The prostate gland is closely associated with sexual function and fertility in men : it produces most of the fluid in the ejaculate. It is therefore a very hormone sensitive gland. As men age their hormone balance alters and the prostate gland responds to these changes by enlarging. Because it is a doughnut shaped gland, with the tubing bringing both urine and ejaculate to the outside world running through the middle of that doughnut, then as it gets bigger it causes some symptoms. As a man grows older it is normal for urinary frequency to increase by day and there to be a need to pass urine at night too. The stream of urine becomes weaker and there can be delay in starting to pass urine and also some urine dribbled after passing urine. Urine infections become more likely. And all of this is a normal ageing process and can be managed with tablets to shrink the prostate gland and improve symptoms.

The prostate gland produces a substance called prostate specific antigen ( PSA) and some of this can be measured in a blood sample. As the prostate gland grows gradually larger with age then it is normal to find a gradually increasing amount of PSA in the blood : and as with all blood tests a laboratory produces a normal range which for PSA varies with age.

The difficulties with detecting prostate cancer are a result of this background situation. Symptoms of a prostate gland enlarging because of cancer are just the same as symptoms of a normal slowly enlarging prostate gland : only if the symptoms develop rapidly might one be suspicious. Rectal examination of the prostate gland will reveal the size and texture of the prostate gland : it should feel smooth and not hard. But with the most thorough of examinations of this sort, only about a third of the gland itself can be felt… a cancer growing on the dark side of this particular moon would not be palpable.

And prostate specific antigen (PSA)”¦ why can’t that be used for screening for prostate cancer ? The normal range for this test is quite wide and a one off test does not tell us much . For example, the normal range for a man in his 50s would be up to 4.0 in most labs. If man A had a level of 0.8 and man B had a value of 3.2 then both would be regarded as normal. But if one year earlier man B’s PSA level had been 0.8 the his PSA has gone up by four times in 12 months and this is abnormal , even though both readings are reported as normal.

For PSA to be used as a screening test to alert to the possibility of a cancer the it has to be used on a regular basis : a series of values. A rise each year of 15% is acceptable as part of the normal ageing process: a rise above that is suspicious and would result in further investigations. Even the, two thirds of those referred for further investigations will not have prostate cancer. 

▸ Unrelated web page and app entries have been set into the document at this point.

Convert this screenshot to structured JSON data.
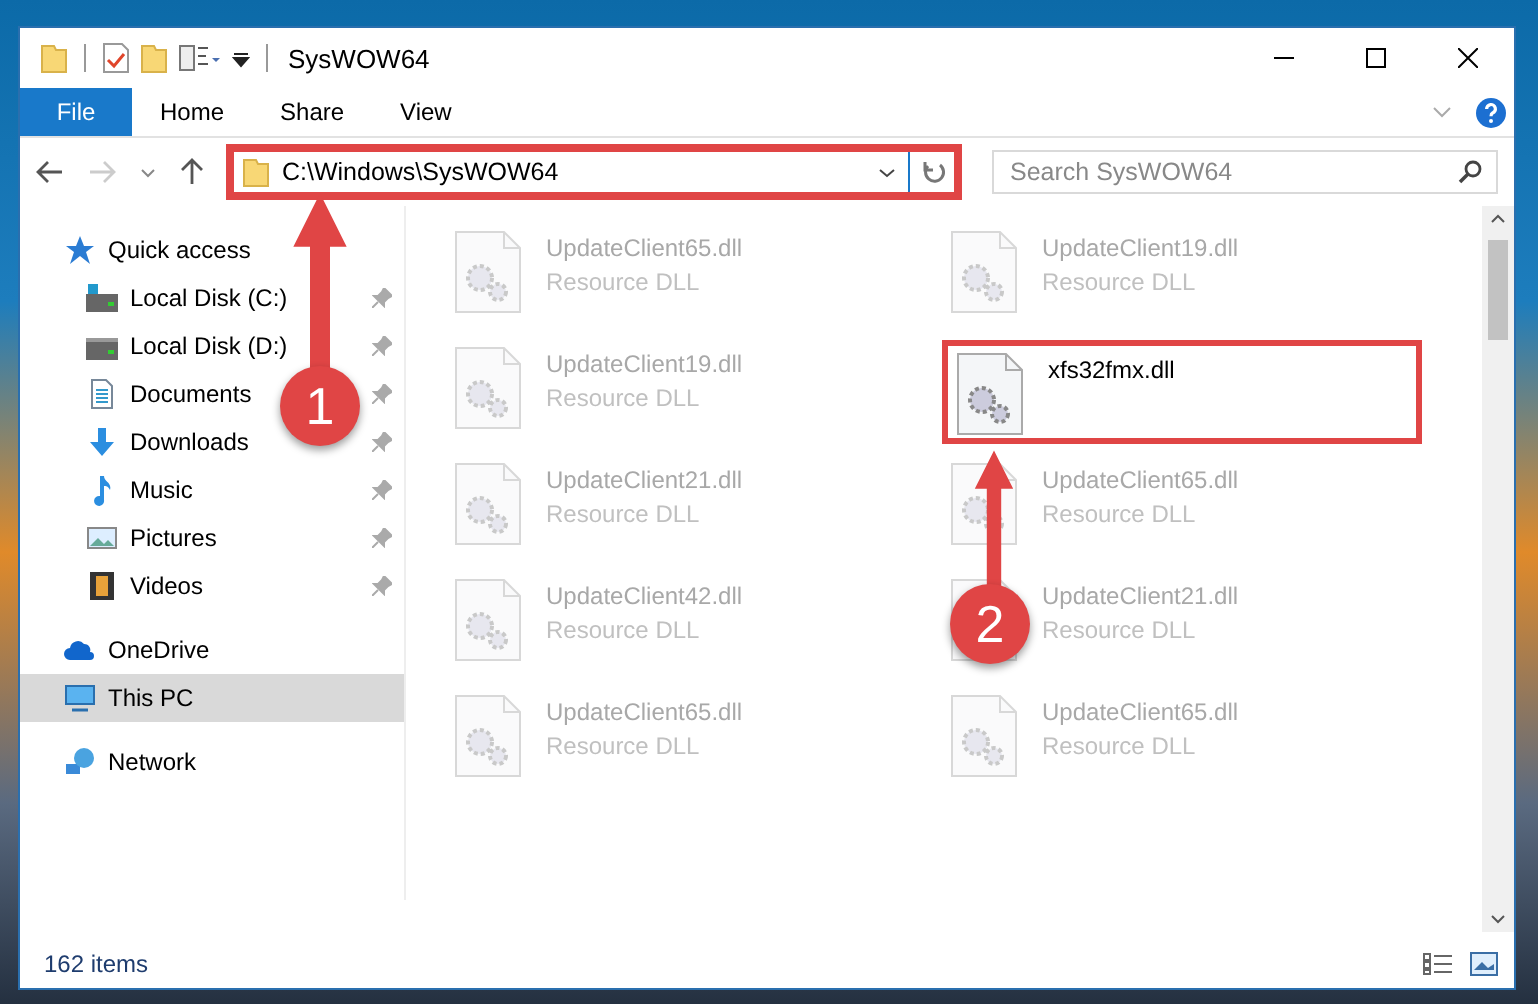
{
  "window": {
    "title": "SysWOW64"
  },
  "ribbon_tabs": [
    {
      "label": "File",
      "selected": true
    },
    {
      "label": "Home",
      "selected": false
    },
    {
      "label": "Share",
      "selected": false
    },
    {
      "label": "View",
      "selected": false
    }
  ],
  "address": {
    "value": "C:\\Windows\\SysWOW64",
    "highlighted": true
  },
  "search": {
    "placeholder": "Search SysWOW64"
  },
  "sidebar": {
    "items": [
      {
        "label": "Quick access",
        "kind": "group",
        "pinned": false,
        "selected": false
      },
      {
        "label": "Local Disk (C:)",
        "kind": "item",
        "pinned": true,
        "selected": false
      },
      {
        "label": "Local Disk (D:)",
        "kind": "item",
        "pinned": true,
        "selected": false
      },
      {
        "label": "Documents",
        "kind": "item",
        "pinned": true,
        "selected": false
      },
      {
        "label": "Downloads",
        "kind": "item",
        "pinned": true,
        "selected": false
      },
      {
        "label": "Music",
        "kind": "item",
        "pinned": true,
        "selected": false
      },
      {
        "label": "Pictures",
        "kind": "item",
        "pinned": true,
        "selected": false
      },
      {
        "label": "Videos",
        "kind": "item",
        "pinned": true,
        "selected": false
      },
      {
        "label": "OneDrive",
        "kind": "group",
        "pinned": false,
        "selected": false
      },
      {
        "label": "This PC",
        "kind": "group",
        "pinned": false,
        "selected": true
      },
      {
        "label": "Network",
        "kind": "group",
        "pinned": false,
        "selected": false
      }
    ]
  },
  "files": [
    {
      "name": "UpdateClient65.dll",
      "type": "Resource DLL",
      "blurred": true,
      "highlighted": false
    },
    {
      "name": "UpdateClient19.dll",
      "type": "Resource DLL",
      "blurred": true,
      "highlighted": false
    },
    {
      "name": "UpdateClient19.dll",
      "type": "Resource DLL",
      "blurred": true,
      "highlighted": false
    },
    {
      "name": "xfs32fmx.dll",
      "blurred": false,
      "highlighted": true
    },
    {
      "name": "UpdateClient21.dll",
      "type": "Resource DLL",
      "blurred": true,
      "highlighted": false
    },
    {
      "name": "UpdateClient65.dll",
      "type": "Resource DLL",
      "blurred": true,
      "highlighted": false
    },
    {
      "name": "UpdateClient42.dll",
      "type": "Resource DLL",
      "blurred": true,
      "highlighted": false
    },
    {
      "name": "UpdateClient21.dll",
      "type": "Resource DLL",
      "blurred": true,
      "highlighted": false
    },
    {
      "name": "UpdateClient65.dll",
      "type": "Resource DLL",
      "blurred": true,
      "highlighted": false
    },
    {
      "name": "UpdateClient65.dll",
      "type": "Resource DLL",
      "blurred": true,
      "highlighted": false
    }
  ],
  "status_bar": {
    "item_count": "162 items"
  },
  "annotations": [
    {
      "number": "1"
    },
    {
      "number": "2"
    }
  ]
}
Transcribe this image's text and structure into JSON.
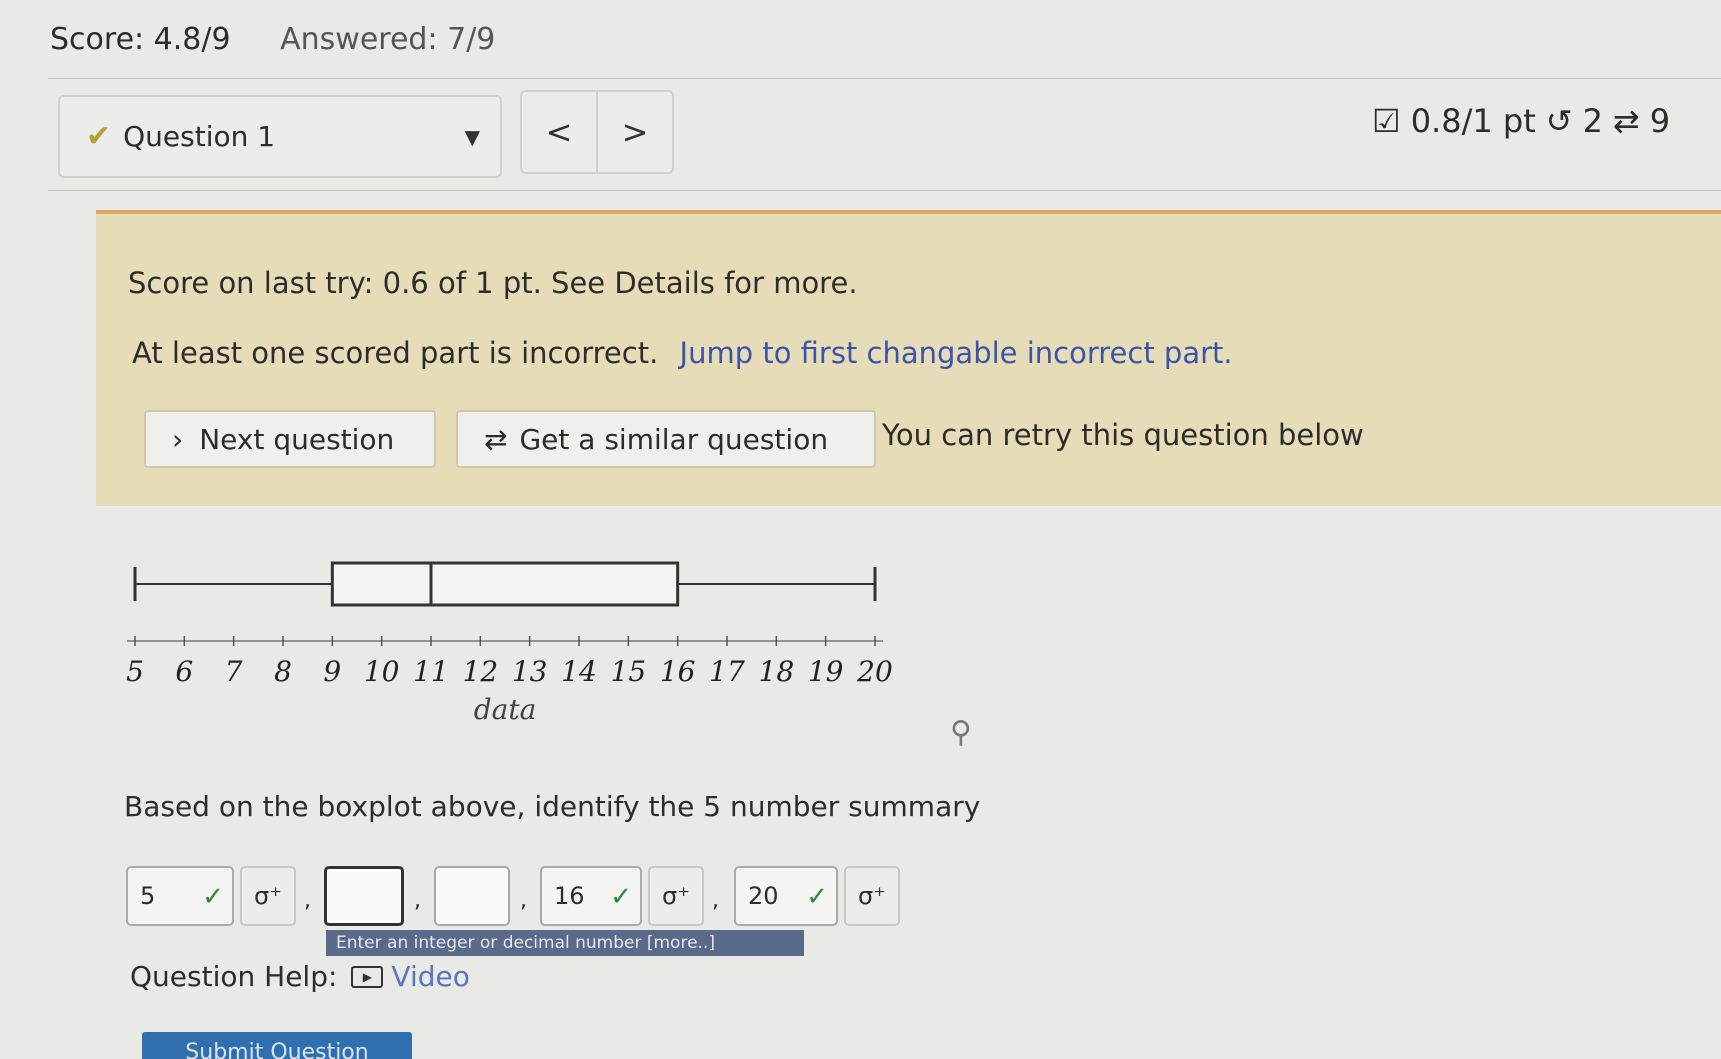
{
  "header": {
    "score": "Score: 4.8/9",
    "answered": "Answered: 7/9"
  },
  "question_nav": {
    "selected": "Question 1",
    "prev": "<",
    "next": ">",
    "points": "0.8/1 pt",
    "retries": "2",
    "attempts": "9"
  },
  "banner": {
    "last_try": "Score on last try: 0.6 of 1 pt. See Details for more.",
    "incorrect_text": "At least one scored part is incorrect.",
    "jump_link": "Jump to first changable incorrect part.",
    "next_question": "Next question",
    "similar_question": "Get a similar question",
    "retry_text": "You can retry this question below"
  },
  "chart_data": {
    "type": "boxplot",
    "xlabel": "data",
    "ticks": [
      5,
      6,
      7,
      8,
      9,
      10,
      11,
      12,
      13,
      14,
      15,
      16,
      17,
      18,
      19,
      20
    ],
    "xlim": [
      5,
      20
    ],
    "min": 5,
    "q1": 9,
    "median": 11,
    "q3": 16,
    "max": 20
  },
  "question": {
    "prompt": "Based on the boxplot above, identify the 5 number summary",
    "answers": [
      "5",
      "",
      "",
      "16",
      "20"
    ],
    "sigma_label": "σ⁺",
    "tooltip": "Enter an integer or decimal number [more..]"
  },
  "help": {
    "label": "Question Help:",
    "video": "Video"
  },
  "submit": "Submit Question",
  "colors": {
    "banner_bg": "#e6dcb7",
    "link": "#3a55a8",
    "correct": "#2c8a3c",
    "submit": "#2f6fb0"
  }
}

At Private GP Services we recommend a PSA test every 12 months for men over 50, watching carefully for any sudden change in the rate of rise in the values but we are equal careful not to claim that this scheme will detect all prostate cancers nor that the test is specific for it. 

There is one circumstance in which a one off level could be regarded as useful. Recent research has shown that men with a PSA level less than 1.0 at the age of 60 have virtually no risk of going on to develop prostate cancer in their lifetime. Levels over 2.0 at the age of 60 suggest a higher than average risk and would encourage annual blood tests and review.

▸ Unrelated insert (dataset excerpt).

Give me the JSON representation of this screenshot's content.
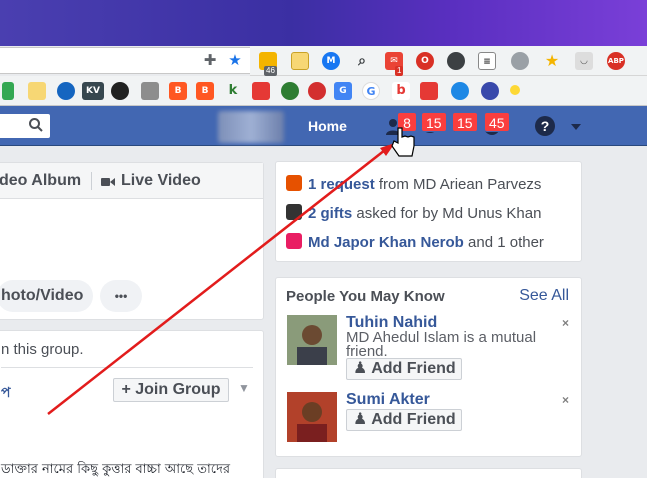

Just as with breast cancer, prostate cancer is not of just one type : some are aggressive and shorten lives, others are so slow growing that no action is needed and men go on to live with their prostate cancer, dying of entirely other causes. Research continues as to how to distinguish these and how best to manage prostate cancer and it is true to say that the wide variety of options confirms that no treatment is ideal.

If you are concerned about prostate cancer and would like to discuss this please make an appointment. At FACEmed, we offer Well Man screening that assesses this area and more.

Dr Jo Josson McConnell